But Mary Stratton’s theories would never be properly tested.

Whether there was a mole in the mission, or the Nazis own code-breakers intercepted a message, we may never know. Perhaps the bomb attack on Alexandra Palace was just coincidence. The damage was minor, but the team and their military superiors were spooked enough to discuss moving the project to a more secure location. However, they don’t seem to have got very far with this before the war in Europe came to an end.

Of course, in the Pacific, the closing of the war was hastened by a far more terrible scientific endeavour. The A-Bomb changed military thinking.

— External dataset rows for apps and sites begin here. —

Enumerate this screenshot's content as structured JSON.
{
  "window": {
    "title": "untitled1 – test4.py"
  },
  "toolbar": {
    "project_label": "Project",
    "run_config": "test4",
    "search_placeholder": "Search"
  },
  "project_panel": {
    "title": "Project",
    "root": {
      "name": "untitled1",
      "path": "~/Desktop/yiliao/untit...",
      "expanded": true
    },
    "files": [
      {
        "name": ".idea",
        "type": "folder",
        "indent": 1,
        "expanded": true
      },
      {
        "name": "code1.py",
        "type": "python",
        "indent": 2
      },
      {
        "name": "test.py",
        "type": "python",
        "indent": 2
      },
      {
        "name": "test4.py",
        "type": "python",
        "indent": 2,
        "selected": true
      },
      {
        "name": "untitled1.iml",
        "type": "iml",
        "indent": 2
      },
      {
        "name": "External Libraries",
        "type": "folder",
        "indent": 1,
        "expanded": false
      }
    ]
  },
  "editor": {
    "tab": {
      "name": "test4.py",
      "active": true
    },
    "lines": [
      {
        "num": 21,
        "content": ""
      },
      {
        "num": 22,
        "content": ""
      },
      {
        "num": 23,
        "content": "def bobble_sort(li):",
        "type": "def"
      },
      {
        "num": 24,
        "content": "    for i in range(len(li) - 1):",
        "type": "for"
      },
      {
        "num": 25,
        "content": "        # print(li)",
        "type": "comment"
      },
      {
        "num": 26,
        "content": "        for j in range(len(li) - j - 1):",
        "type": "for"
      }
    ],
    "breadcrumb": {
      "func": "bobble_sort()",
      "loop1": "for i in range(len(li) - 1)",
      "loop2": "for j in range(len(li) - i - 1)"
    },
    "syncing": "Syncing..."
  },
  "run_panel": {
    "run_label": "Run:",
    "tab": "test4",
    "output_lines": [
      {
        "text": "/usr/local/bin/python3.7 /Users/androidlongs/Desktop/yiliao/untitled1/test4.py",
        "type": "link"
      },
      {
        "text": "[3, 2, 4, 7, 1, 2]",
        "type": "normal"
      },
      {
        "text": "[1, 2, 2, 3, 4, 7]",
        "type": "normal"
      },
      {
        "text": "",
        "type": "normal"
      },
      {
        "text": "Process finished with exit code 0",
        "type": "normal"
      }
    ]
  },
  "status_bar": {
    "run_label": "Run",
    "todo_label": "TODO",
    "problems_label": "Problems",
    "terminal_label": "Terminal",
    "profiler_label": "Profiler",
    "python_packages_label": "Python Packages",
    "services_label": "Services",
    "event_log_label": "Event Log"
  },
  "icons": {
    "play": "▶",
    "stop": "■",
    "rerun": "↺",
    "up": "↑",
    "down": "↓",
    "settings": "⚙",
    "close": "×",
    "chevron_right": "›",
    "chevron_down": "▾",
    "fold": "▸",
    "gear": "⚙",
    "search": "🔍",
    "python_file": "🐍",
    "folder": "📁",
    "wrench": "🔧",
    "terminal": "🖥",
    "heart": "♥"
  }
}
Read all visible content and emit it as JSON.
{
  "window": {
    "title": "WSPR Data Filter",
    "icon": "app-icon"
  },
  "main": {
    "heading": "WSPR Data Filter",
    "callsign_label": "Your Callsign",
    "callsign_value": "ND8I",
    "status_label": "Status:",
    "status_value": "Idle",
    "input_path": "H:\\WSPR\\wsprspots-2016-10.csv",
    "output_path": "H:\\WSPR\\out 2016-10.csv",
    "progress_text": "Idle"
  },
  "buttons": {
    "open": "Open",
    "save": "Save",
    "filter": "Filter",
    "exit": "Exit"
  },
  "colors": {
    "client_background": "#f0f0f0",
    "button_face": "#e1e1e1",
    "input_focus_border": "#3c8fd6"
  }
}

Mary’s ideas fell out of favour, remaining so until the Hawkingsian renaissance of the 1980s.

Today not so much as a blue plaque stands to remind us of a woman who never accepted a vision of humanity that for a few dark years seemed poised to envelop the world.


  • Candidate: The Princess (AKA The Ally Pally Time Machine)
  • Type: Time Machine
  • Status: Uncompleted

Source and license for featured image.